Most companies in other industries seem to try hard not to get pulled into political disputes. Our country is as divided as we’ve been in decades, and they don’t want to take stands unnecessarily that will turn off big portions of their customer base.
But with airlines, either they or their employees keep getting involved. Is it admirable bravery or unnecessary alienation of customers?
Or the two American Airlines flight attendants who led the movement to get airlines to denounce the federal government’s practice of separating parents from children at border crossings.
Now, through their unions, United and American flight attendants are adding a new one: coming out swinging against President Trump’s nominee to the U.S. Supreme Court, Judge Brett Kavanaugh.
From the Association of Professional Flight Attendants, representing 27,000 American Airlines employees:
And, from the Association of Flight Attendants, which represents 24,000 United flight attendants:
Kavanaugh has ruled against workers’ access to the courts, owed monetary benefits, and failed to hold employers accountable who evade collective bargaining and discriminate against union members.
I get that these are the statements of the flight attendants’ unions, not the airlines themselves. And I understand that they have the right to free speech, of course.
But I wondered how the airlines and the rank and file employees themselves felt.
Kavanaugh is almost certainly going to be confirmed, since Republicans hold a majority in the U.S. Senate. So the upside of coming out swinging like this isn’t clear to me.
The downside is clear however: the fact that a sizable plurality of both airlines’ customers, at least, support the president and likely don’t want their airline to weigh in on their politics.
I’m thinking of what happened recently when Walmart allowed a third party vendor to market “Impeach 45” baseball jerseys online, and people on Twitter started talking about a boycott. It didn’t take long for Walmart to boot the jerseys from its platform.
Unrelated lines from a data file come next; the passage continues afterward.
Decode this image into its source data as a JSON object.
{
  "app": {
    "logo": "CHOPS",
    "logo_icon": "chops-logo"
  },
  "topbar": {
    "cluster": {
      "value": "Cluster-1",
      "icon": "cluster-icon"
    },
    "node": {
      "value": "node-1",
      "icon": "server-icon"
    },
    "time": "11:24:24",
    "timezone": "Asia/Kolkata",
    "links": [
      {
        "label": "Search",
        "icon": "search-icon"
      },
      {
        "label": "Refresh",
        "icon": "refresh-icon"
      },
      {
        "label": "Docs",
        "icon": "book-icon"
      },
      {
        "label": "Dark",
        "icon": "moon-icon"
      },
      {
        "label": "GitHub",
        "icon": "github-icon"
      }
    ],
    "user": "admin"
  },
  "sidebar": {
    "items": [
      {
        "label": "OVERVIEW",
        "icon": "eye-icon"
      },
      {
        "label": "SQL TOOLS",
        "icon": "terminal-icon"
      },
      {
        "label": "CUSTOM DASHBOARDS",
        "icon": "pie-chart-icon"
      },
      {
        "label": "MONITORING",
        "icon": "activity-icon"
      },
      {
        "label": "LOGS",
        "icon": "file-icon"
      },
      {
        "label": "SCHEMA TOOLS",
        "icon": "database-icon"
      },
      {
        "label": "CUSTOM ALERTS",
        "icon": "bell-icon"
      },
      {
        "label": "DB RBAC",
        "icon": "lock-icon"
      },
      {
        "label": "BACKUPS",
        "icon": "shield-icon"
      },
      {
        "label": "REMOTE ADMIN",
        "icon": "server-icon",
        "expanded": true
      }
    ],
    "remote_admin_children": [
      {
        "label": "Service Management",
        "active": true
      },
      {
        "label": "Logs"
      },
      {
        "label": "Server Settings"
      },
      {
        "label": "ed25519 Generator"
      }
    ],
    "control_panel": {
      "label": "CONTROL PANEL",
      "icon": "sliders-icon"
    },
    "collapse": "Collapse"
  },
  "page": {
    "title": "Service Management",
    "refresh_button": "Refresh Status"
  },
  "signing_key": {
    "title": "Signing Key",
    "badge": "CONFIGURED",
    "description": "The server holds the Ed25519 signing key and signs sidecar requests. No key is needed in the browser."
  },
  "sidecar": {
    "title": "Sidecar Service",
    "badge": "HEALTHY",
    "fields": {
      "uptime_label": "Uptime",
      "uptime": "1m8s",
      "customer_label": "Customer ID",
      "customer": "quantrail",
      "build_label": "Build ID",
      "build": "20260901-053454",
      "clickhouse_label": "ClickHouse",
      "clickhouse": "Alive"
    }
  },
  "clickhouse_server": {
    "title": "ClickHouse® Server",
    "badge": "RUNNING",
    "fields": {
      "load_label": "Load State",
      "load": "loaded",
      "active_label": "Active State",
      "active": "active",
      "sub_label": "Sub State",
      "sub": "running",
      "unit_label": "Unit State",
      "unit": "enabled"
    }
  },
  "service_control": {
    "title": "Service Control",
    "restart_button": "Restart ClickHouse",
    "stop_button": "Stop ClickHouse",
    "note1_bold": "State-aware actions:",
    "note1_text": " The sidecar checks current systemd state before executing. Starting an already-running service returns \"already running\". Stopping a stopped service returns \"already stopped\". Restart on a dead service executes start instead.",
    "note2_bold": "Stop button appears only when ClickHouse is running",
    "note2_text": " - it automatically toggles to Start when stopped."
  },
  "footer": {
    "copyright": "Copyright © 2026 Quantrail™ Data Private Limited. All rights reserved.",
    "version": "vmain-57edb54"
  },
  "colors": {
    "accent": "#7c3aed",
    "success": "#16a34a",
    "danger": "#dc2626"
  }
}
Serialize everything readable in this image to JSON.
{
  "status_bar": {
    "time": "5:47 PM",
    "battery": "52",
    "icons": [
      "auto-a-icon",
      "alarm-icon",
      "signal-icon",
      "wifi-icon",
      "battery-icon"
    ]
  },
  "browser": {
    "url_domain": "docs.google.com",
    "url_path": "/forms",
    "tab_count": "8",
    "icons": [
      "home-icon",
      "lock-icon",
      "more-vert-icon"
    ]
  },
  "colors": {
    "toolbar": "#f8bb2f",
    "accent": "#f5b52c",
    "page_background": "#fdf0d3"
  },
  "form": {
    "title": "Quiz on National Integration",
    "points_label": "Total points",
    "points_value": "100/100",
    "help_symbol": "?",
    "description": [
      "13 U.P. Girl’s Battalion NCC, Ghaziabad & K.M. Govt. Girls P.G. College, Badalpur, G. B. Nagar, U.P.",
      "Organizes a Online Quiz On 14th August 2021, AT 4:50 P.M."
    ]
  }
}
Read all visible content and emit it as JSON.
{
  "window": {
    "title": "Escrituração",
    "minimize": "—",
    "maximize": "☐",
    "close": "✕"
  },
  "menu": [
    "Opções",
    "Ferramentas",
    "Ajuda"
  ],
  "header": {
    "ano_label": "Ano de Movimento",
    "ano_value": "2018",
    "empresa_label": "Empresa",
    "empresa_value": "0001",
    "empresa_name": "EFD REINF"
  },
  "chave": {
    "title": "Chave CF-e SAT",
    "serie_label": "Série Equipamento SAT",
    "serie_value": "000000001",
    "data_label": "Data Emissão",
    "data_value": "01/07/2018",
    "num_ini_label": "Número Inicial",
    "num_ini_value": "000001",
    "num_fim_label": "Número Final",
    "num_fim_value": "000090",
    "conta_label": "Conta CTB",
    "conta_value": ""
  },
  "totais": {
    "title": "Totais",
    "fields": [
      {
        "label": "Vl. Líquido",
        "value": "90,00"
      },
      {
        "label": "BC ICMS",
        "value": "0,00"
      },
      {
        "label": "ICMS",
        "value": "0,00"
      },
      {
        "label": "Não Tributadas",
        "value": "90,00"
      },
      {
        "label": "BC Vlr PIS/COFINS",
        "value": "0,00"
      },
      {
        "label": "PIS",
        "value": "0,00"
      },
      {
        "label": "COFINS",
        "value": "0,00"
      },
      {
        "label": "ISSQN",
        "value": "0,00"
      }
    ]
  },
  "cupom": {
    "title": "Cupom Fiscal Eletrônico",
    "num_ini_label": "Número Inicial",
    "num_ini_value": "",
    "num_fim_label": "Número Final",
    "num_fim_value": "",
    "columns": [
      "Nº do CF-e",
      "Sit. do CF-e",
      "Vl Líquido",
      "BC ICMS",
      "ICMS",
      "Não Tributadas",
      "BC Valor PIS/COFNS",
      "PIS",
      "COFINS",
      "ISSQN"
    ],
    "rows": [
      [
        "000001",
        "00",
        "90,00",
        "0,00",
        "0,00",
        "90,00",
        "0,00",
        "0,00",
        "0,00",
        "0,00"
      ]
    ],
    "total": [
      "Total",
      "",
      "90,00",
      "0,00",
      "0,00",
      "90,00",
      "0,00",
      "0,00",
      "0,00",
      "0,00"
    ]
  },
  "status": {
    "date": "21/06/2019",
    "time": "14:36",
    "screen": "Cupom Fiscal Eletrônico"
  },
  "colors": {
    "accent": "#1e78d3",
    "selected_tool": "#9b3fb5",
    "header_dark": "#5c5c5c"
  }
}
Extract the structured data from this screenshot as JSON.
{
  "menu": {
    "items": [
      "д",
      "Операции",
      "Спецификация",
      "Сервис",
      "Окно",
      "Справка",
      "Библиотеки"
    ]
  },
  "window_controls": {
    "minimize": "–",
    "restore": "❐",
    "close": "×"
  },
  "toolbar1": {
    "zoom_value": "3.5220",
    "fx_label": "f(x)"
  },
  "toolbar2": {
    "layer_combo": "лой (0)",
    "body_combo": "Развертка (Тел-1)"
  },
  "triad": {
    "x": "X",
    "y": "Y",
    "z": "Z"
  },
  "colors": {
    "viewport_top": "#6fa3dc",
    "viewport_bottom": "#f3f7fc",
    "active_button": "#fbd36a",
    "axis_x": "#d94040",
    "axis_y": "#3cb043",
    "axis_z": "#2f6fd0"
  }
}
So I asked American Airlines and United Airlines employees on Facebook for their take. And the ones I heard from don’t seem too pleased to have the unions weighing in.